While some of the Hubbard’s Marina’s non-fishing-related offerings, such as dolphin watching tours, sunset cruises, and ferries to Egmont Key or Shell Key, are still suffering from the pandemic-induced lack of tourists, its charter program seems to be recovering nicely. Hubbard feels particularly fortunate to have been back up and running in time for the June 1 opening of harvesting seasons for grouper and red snapper, two of the most sought-after species of offshore game fish in the gulf, both for their sport and their reputation as top-notch table fare.
Having to cut each trip’s capacity by half, however, is taking its toll.
“The thing that’s really hurting us right now is the mandatory social distancing,” says Hubbard, who’s lost hundreds of thousands of dollars—and possibly loyal customers—through being forced to trim fully-booked charters by canceling reservations. “Right now we’re carrying maybe 30-60 percent capacity, depending on which operation. That’s really been affecting our ability to rebound, it’s been tricky.
“Now, you don’t have to socially distance if you’re at a pool, a playground, or at a camp or a beach,” he says. “So we’re hoping [they’ll decide that] being on the beach and being out on a boat on a fishing trip or a dolphin trip or an island trip isn’t really different. Hopefully we’ll be seeing a reprieve from that soon.”
Elsewhere in Pinellas County, another saltwater fishing business was able to not just stay open during the shutdown, but benefit from the fact that for a couple of months, there really wasn’t much more to do but cast a line.
“That was the only thing people could do,” says John Tatum, owner of Tatum’s Bait and Tackle at 2445 34th Street South in St. Petersburg. “I was shocked that we were able to stay open, but they considered us an essential business—if people didn’t have anything to eat, they could at least go fishing [for food].”

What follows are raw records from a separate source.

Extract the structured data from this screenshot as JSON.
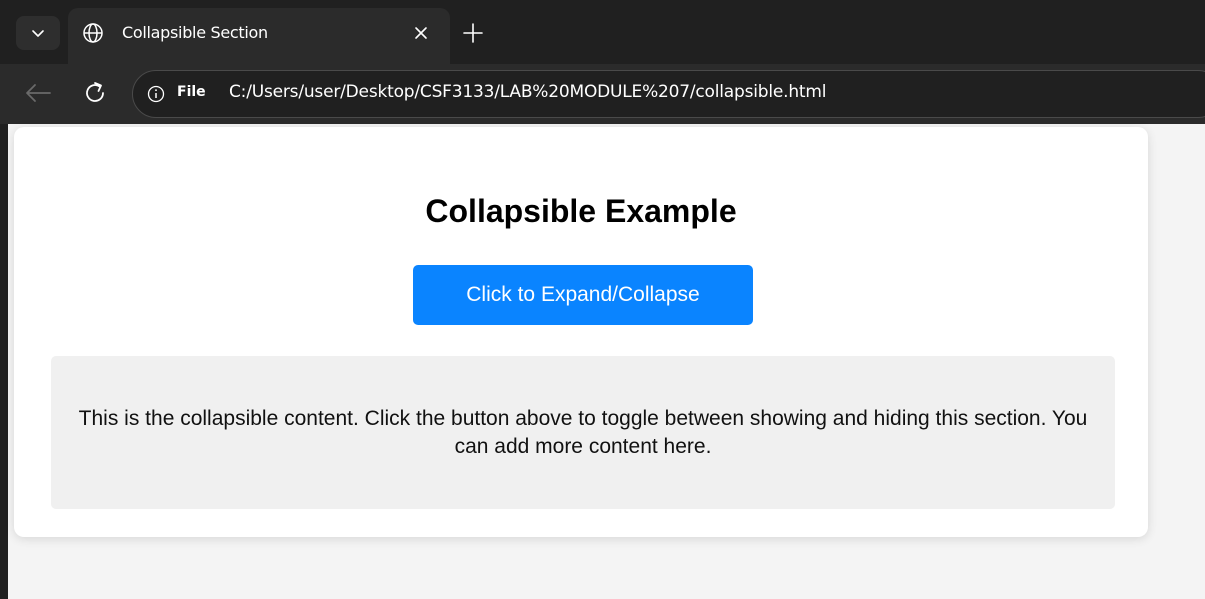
{
  "browser": {
    "tab": {
      "title": "Collapsible Section"
    },
    "address_bar": {
      "scheme_label": "File",
      "url": "C:/Users/user/Desktop/CSF3133/LAB%20MODULE%207/collapsible.html"
    },
    "icons": [
      "tab-search-icon",
      "globe-icon",
      "close-icon",
      "plus-icon",
      "back-arrow-icon",
      "reload-icon",
      "info-icon"
    ]
  },
  "page": {
    "heading": "Collapsible Example",
    "toggle_button_label": "Click to Expand/Collapse",
    "content": "This is the collapsible content. Click the button above to toggle between showing and hiding this section. You can add more content here."
  },
  "colors": {
    "button": "#0a84ff",
    "content_background": "#f0f0f0",
    "page_background": "#f4f4f4",
    "browser_chrome": "#202020"
  }
}
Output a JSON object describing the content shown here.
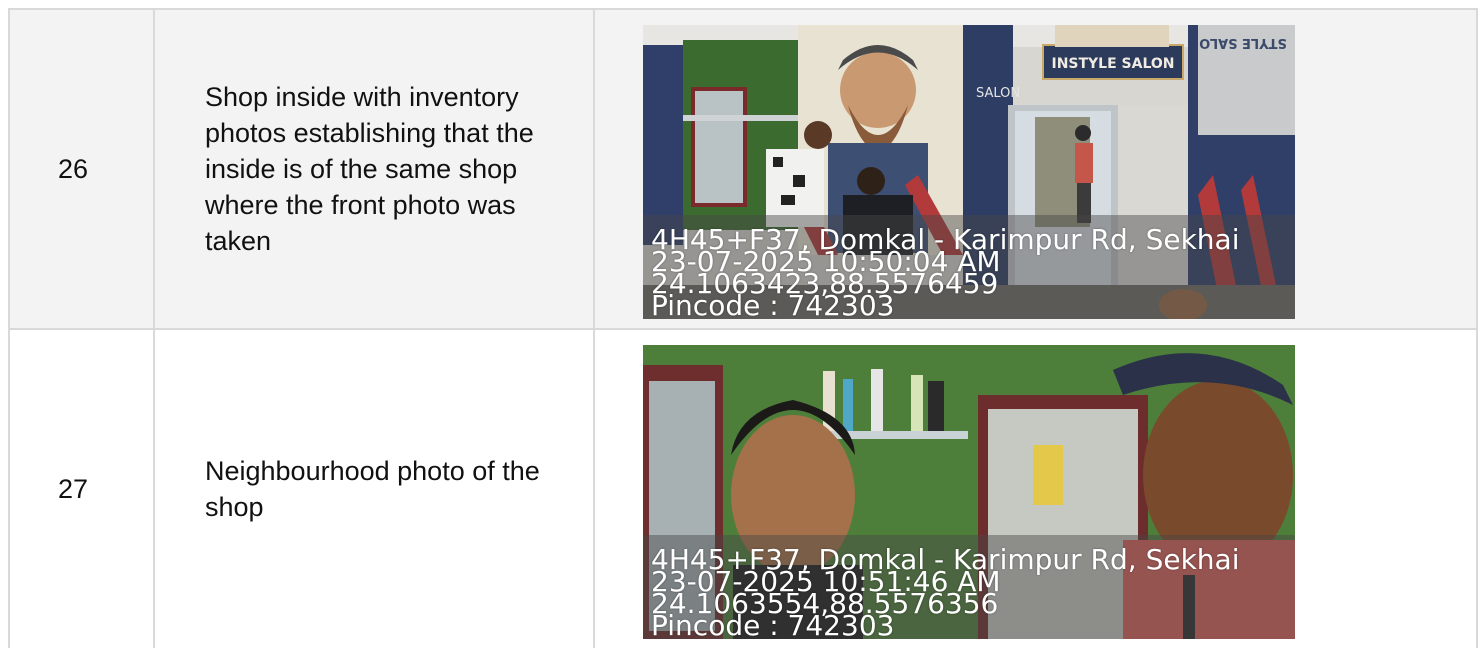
{
  "rows": [
    {
      "number": "26",
      "description": "Shop inside with inventory photos establishing that the inside is of the same shop where the front photo was taken",
      "photo": {
        "sign_text": "INSTYLE SALON",
        "mirror_sign_text": "STYLE SALO",
        "wall_text": "SALON",
        "stamp_lines": [
          "4H45+F37, Domkal - Karimpur Rd, Sekhai",
          "23-07-2025 10:50:04 AM",
          "24.1063423,88.5576459",
          "Pincode : 742303"
        ]
      }
    },
    {
      "number": "27",
      "description": "Neighbourhood photo of the shop",
      "photo": {
        "stamp_lines": [
          "4H45+F37, Domkal - Karimpur Rd, Sekhai",
          "23-07-2025 10:51:46 AM",
          "24.1063554,88.5576356",
          "Pincode : 742303"
        ]
      }
    }
  ],
  "colors": {
    "border": "#d9d9d9",
    "row_shaded": "#f3f3f3",
    "text": "#111111",
    "stamp_text": "#ffffff"
  }
}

Tatum, who took over the namesake 40-year-old business when his father retired in 2003, says he saw an uptick in traffic as the statewide shutdown took effect and Floridians everywhere began to catch a case of cabin fever. With more than 750 miles of shoreline in Hillsborough, Pinellas, and Pasco counties alone, fishing from shore or wading offered an inexpensive and relaxing way to get outside and participate in an activity without having to rub elbows with strangers and potentially increase exposure to the coronavirus.

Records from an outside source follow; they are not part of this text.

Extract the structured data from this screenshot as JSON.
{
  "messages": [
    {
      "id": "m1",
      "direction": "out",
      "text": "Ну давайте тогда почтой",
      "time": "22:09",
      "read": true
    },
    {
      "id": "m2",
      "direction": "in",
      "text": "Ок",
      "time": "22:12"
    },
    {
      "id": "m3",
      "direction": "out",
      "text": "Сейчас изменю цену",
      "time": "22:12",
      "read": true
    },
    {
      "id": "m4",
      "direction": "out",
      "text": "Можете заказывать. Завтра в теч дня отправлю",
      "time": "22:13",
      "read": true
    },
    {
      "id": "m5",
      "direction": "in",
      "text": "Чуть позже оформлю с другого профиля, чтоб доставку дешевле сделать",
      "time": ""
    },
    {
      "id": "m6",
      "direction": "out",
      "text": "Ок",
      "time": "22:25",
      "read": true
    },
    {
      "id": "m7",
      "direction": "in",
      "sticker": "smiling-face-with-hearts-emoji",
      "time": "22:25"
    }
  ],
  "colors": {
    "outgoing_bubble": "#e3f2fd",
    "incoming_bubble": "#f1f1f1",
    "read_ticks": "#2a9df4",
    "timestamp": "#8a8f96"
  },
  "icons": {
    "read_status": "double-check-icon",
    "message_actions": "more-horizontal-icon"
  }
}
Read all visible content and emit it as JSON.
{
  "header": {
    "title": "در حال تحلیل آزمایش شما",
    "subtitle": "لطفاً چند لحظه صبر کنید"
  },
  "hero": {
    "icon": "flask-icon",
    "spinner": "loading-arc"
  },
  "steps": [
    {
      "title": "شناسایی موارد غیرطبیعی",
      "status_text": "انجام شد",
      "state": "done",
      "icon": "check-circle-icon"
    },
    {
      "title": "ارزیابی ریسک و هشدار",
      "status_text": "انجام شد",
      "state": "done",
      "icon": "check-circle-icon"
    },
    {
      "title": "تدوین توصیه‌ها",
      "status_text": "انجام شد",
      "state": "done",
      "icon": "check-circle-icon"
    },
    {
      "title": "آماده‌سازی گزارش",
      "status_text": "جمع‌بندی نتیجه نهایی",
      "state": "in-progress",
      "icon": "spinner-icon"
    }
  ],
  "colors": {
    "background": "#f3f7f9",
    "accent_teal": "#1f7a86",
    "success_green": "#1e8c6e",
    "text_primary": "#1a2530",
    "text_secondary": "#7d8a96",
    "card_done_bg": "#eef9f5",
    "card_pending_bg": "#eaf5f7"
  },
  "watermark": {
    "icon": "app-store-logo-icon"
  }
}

“Most people social distance anyway when they fish unless they’re in a group,” Tatum says. “And even if they’re in a group, they don’t stand right next to each other, they’re like, ‘c’mon, get out of my spot,’ especially if they catch something in that one spot!”
Tatum’s business remained steady through the worst weeks of the shutdown, and when popular Bay area state parks that double as go-to fishing destinations, like Fort DeSoto and the Sunshine Skyway fishing piers, reopened to the public on May 4, things got busy indeed.

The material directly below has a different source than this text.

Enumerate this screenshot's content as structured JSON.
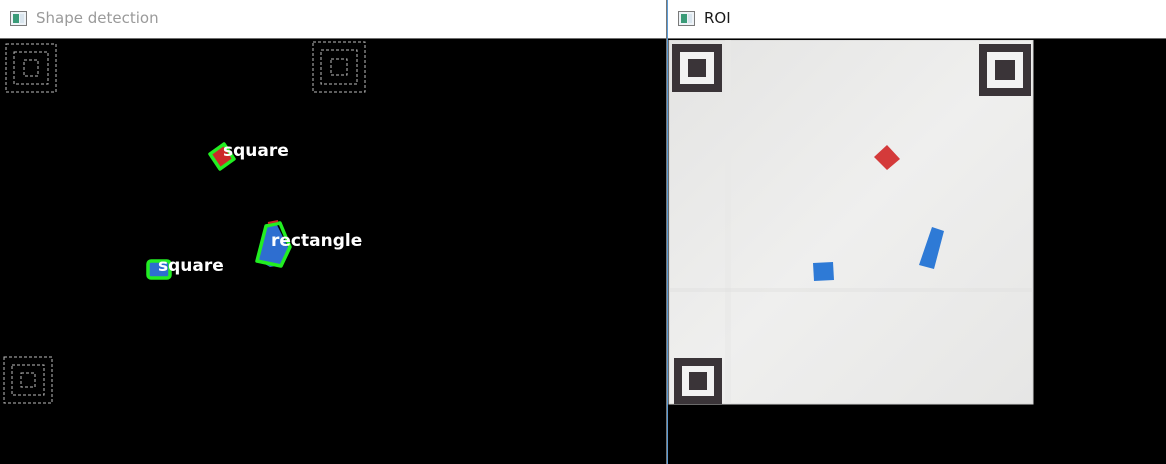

“Closing the Skyway may have slowed us down just a little bit,” says Tatum. “Since they opened it back up, business has been good. I can’t complain.”
Since anyone with a valid Florida saltwater fishing license and a little gear can get to the water, kill some time and enjoy a day outside, angling provides an ideal solution to at least some of the problems of life during the pandemic. Tatum has seen it firsthand. In fact, his biggest problem during this strangest of times has been keeping his shop stocked. Many of the components of standard-issue fishing tackle, from rods and reels to line, hooks and lures, are manufactured in China, COVID-19’s ground zero.
“I was just swamped, and my wholesalers that I buy from, everything’s on backorder,” he says. “I literally had to drive from here 19 hours to South Carolina to pick up a load, turn around and come back because the guy had the stuff and I needed it. But it’s worked out well.”